London Briefing: Global ultra-rich have poured their cash into central London property
Westminster council is taking action to make property more affordable by imposing a ban on new “super-size” properties
In Westminster, one of London’s most expensive boroughs, average household income is just over £52,000 (€59,000) a year, comfortably above the national average.
But, with median house prices in the borough – which takes in Knightsbridge, Belgravia, Mayfair, St James and Regent’s Park – topping £1 million (€1.15 million), home ownership remains a distant dream for many Londoners who live there.
Now Westminster City Council is taking action to make property in the borough more affordable by imposing a ban on new “super-size” properties. It hopes that will free up space for more affordable homes.
The global ultra-rich have poured their cash into central London property in recent years, sending prices spiralling as they built larger and ever more lavish residences, which often remain vacant for much of the year.
Such has been the race for space by oligarchs and other assorted billionaires, they began tunnelling beneath their already substantial properties to construct massive basements housing swimming pools, cinemas, wine cellars, garages, staff quarters and, in one development, even an artificial beach.
The spate of subterranean construction caused huge disruption in some of London’s most exclusive streets, pitting wealthy neighbours against each other in court and raising fears over cave-ins as tonnes of earth were removed to make way for the underground palaces.
Two years ago, Westminster council clamped down on these so-called “iceberg homes”, stipulating that all residential basement developments be limited to a single storey and that they could not be built under more than 50 per cent of total garden land.
The council’s latest proposal is to ban new homes larger than 150sq m (1,615sq ft). That is still 50 per cent larger than the average three-bedroom home in the borough.
This would leave room for “generously sized” homes at the top end of the market but at the same time free up space for more modest homes for “real people”, it says.
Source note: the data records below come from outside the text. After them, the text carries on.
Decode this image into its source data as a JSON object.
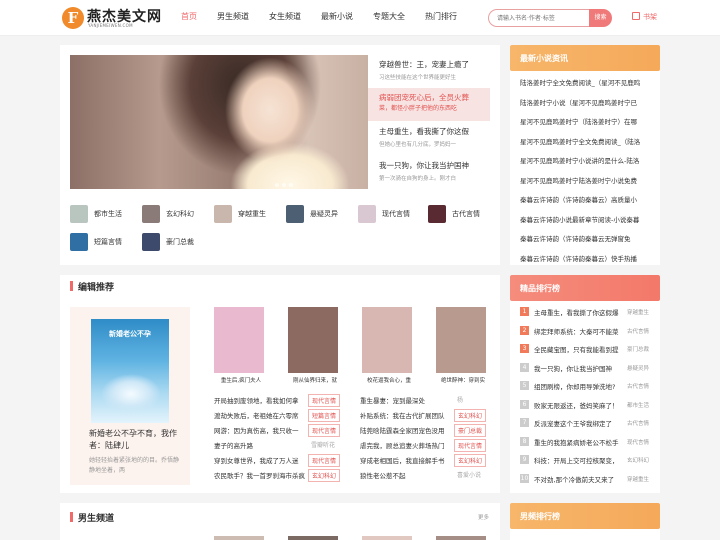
{
  "header": {
    "logo_name": "燕杰美文网",
    "logo_sub": "YANJIEMEIWEN.COM",
    "nav": [
      "首页",
      "男生频道",
      "女生频道",
      "最新小说",
      "专题大全",
      "热门排行"
    ],
    "search_placeholder": "请输入书名·作者·标签",
    "search_button": "搜索",
    "shelf": "书架"
  },
  "hero": {
    "items": [
      {
        "title": "穿越兽世：王，宠妻上瘾了",
        "desc": "习这些技能在这个世界能更好生"
      },
      {
        "title": "病弱团宠死心后，全员火葬",
        "desc": "菜，都怪小胖子把他的东西吃"
      },
      {
        "title": "主母重生，看我撕了你这假",
        "desc": "但她心里也有几分底，罗妈妈一"
      },
      {
        "title": "我一只狗，你让我当护国神",
        "desc": "第一次骑在自狗的身上。刚才白"
      }
    ]
  },
  "categories": [
    {
      "label": "都市生活",
      "color": "#b9c6c0"
    },
    {
      "label": "玄幻科幻",
      "color": "#8a7b78"
    },
    {
      "label": "穿越重生",
      "color": "#c9b7ad"
    },
    {
      "label": "悬疑灵异",
      "color": "#4d5f73"
    },
    {
      "label": "现代言情",
      "color": "#d9c8d2"
    },
    {
      "label": "古代言情",
      "color": "#5a2a33"
    },
    {
      "label": "短篇言情",
      "color": "#2f6fa3"
    },
    {
      "label": "豪门总裁",
      "color": "#3e4a6b"
    }
  ],
  "editor": {
    "title": "编辑推荐",
    "feature": {
      "cover_text": "新婚老公不孕",
      "title": "新婚老公不孕不育，我作者：陆肆儿",
      "desc": "她轻轻抬着紧张地的的目。乔悟静静地坐着，两"
    },
    "books": [
      {
        "title": "重生后,疯门夫人",
        "color": "#e9b9cf"
      },
      {
        "title": "刚从仙界归来，就",
        "color": "#8c6a62"
      },
      {
        "title": "校花逼我合心，重",
        "color": "#d8b7b3"
      },
      {
        "title": "绝世醉神：穿到实",
        "color": "#b99a8e"
      }
    ],
    "list_left": [
      {
        "title": "开局抽到废领地，看我如何拿",
        "tag": "现代言情",
        "red": true
      },
      {
        "title": "渡劫失败后，老祖她在六零席",
        "tag": "短篇言情",
        "red": true
      },
      {
        "title": "网游：因为真伤高，我只收一",
        "tag": "现代言情",
        "red": true
      },
      {
        "title": "妻子的高升路",
        "tag": "雪瓣听花",
        "red": false
      },
      {
        "title": "穿到女尊世界，我成了万人迷",
        "tag": "现代言情",
        "red": true
      },
      {
        "title": "农民歌手？我一首罗刹海市杀疯",
        "tag": "玄幻科幻",
        "red": true
      }
    ],
    "list_right": [
      {
        "title": "重生暴妻：宠到最深处",
        "tag": "杨",
        "red": false
      },
      {
        "title": "补贴系统：我在古代扩展团队",
        "tag": "玄幻科幻",
        "red": true
      },
      {
        "title": "陆莞晗陆霆森全家团宠色没用",
        "tag": "豪门总裁",
        "red": true
      },
      {
        "title": "虐完我，顾总追妻火葬场热门",
        "tag": "现代言情",
        "red": true
      },
      {
        "title": "穿成老相国后，我直接解手书",
        "tag": "玄幻科幻",
        "red": true
      },
      {
        "title": "狼性老公惹不起",
        "tag": "喜爱小说",
        "red": false
      }
    ]
  },
  "male": {
    "title": "男生频道",
    "more": "更多"
  },
  "news": {
    "title": "最新小说资讯",
    "items": [
      "陆洛姜时宁全文免费阅读_（星河不见鹿鸣",
      "陆洛姜时宁小说（星河不见鹿鸣姜时宁已",
      "星河不见鹿鸣姜时宁（陆洛姜时宁）在哪",
      "星河不见鹿鸣姜时宁全文免费阅读_（陆洛",
      "星河不见鹿鸣姜时宁小说讲的是什么-陆洛",
      "星河不见鹿鸣姜时宁陆洛姜时宁小说免费",
      "秦暮云许诗韵（许诗韵秦暮云）高质量小",
      "秦暮云许诗韵小说最新章节阅读-小说秦暮",
      "秦暮云许诗韵（许诗韵秦暮云无弹窗免",
      "秦暮云许诗韵（许诗韵秦暮云）快手热播"
    ]
  },
  "ranking": {
    "title": "精品排行榜",
    "items": [
      {
        "num": "1",
        "title": "主母重生，看我撕了你这假爆",
        "cat": "穿越重生"
      },
      {
        "num": "2",
        "title": "绑定拜师系统：大秦可不能菜",
        "cat": "古代言情"
      },
      {
        "num": "3",
        "title": "全民藏宝图，只有我能看到提",
        "cat": "豪门总裁"
      },
      {
        "num": "4",
        "title": "我一只狗，你让我当护国神",
        "cat": "悬疑灵异"
      },
      {
        "num": "5",
        "title": "组团刷榜，你却用导弹洗地?",
        "cat": "古代言情"
      },
      {
        "num": "6",
        "title": "败家无限返还，爸妈笑麻了！",
        "cat": "都市生活"
      },
      {
        "num": "7",
        "title": "反派宠妻这个王爷我绑定了",
        "cat": "古代言情"
      },
      {
        "num": "8",
        "title": "重生的我抱紧病娇老公不松手",
        "cat": "现代言情"
      },
      {
        "num": "9",
        "title": "科技：开局上交可控核聚变，",
        "cat": "玄幻科幻"
      },
      {
        "num": "10",
        "title": "不对劲,那个冷傲前夫又来了",
        "cat": "穿越重生"
      }
    ]
  },
  "male_rank": {
    "title": "男频排行榜"
  }
}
“We want Westminster to be home to thriving, mixed communities, not empty super-prime properties,” said councillor Richard Beddoe. He said the council would also bring in a new extra bedroom policy, making it easier for growing families to stay in the borough rather than being forced to move when they need more space.
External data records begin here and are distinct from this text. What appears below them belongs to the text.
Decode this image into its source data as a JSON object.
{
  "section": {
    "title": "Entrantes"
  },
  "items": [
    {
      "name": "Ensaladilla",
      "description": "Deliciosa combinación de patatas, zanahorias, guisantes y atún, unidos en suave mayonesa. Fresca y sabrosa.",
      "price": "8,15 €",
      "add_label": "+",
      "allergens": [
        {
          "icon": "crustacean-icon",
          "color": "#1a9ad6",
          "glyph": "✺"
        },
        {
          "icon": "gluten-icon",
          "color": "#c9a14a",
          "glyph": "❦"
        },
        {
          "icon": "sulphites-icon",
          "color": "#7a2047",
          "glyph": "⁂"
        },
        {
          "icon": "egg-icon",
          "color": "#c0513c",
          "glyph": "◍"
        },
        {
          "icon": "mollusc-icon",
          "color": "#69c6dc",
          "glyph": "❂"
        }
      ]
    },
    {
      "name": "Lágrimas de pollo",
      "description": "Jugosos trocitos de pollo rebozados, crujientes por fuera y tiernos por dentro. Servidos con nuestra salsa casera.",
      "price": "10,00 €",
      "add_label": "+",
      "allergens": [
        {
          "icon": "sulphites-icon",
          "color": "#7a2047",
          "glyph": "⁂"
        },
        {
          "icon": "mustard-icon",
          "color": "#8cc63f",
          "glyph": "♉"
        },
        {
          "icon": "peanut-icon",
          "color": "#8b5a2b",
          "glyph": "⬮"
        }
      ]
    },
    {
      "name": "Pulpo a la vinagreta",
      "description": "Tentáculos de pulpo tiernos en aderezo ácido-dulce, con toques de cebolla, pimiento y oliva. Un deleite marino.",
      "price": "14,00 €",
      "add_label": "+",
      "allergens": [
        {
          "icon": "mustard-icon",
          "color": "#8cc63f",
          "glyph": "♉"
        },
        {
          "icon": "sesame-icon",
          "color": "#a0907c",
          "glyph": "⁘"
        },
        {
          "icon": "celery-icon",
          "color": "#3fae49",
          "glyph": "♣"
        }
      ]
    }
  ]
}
The council says it is committed to building more than 10,000 affordable homes by 2040, although cash-strapped Londoners should not hold out too much hope of being able to snap up a bargain – it is Westminster, after all.
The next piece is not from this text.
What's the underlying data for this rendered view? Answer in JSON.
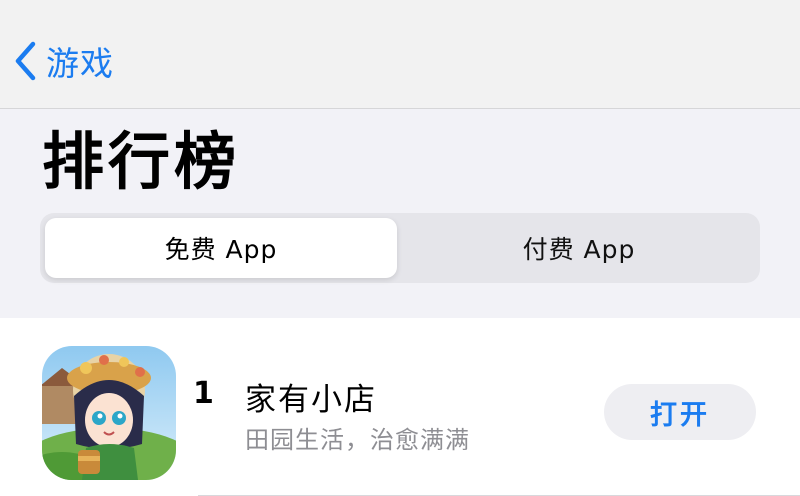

But they will at least have more of a chance to buy in the capital if the residential space race of the global super-rich can be reined in.
Five FTSE 350 firms fail to appoint a single woman to their board
Diversity campaigners despairing at the lack of women in leadership roles like to highlight the fact that there are more chief executives called David than there are women heading FTSE 100 companies. The same is true for Stephens.
There aren’t any directors named Steve or Dave on the board of FTSE 350 company Millennium & Copthorne, but there might as well be. The hotels group has just been named and shamed by the Hampton-Alexander diversity review as one of five companies that failed to appoint a single woman to its board, despite the government’s target that one-third of board members should be women by 2020.
Amigo has just managed to find a woman for its board, although last week’s appointment of the experienced non-executive director Clare Salmon came too late for the government-backed report. The company itself hasn’t yet managed to add her name or picture to the list of male board members displayed on its corporate website.
That gives some idea of the lack of urgency shown as the 2020 diversity deadline approaches. Admittedly, the picture now is far better than it was back in 2011, when more than 150 companies had all-male boards.
Britain’s bigger companies are doing better, with FTSE 100 companies on track to meet the one-third target in two years’ time, up from 12.5 per cent in 2011.
But, although there are now just four companies without a female presence on the board, there are a further 75 that have appointed a lone woman to their board. In order to meet the target, one in two appointments to boards of FTSE 350 companies will have to be a woman.
That’s about as likely as the number of female FTSE 100 chief executives – currently totalling just six – outnumbering the Daves and Steves in the boardroom anytime soon.
Fiona Walsh is business editor of theguardian.com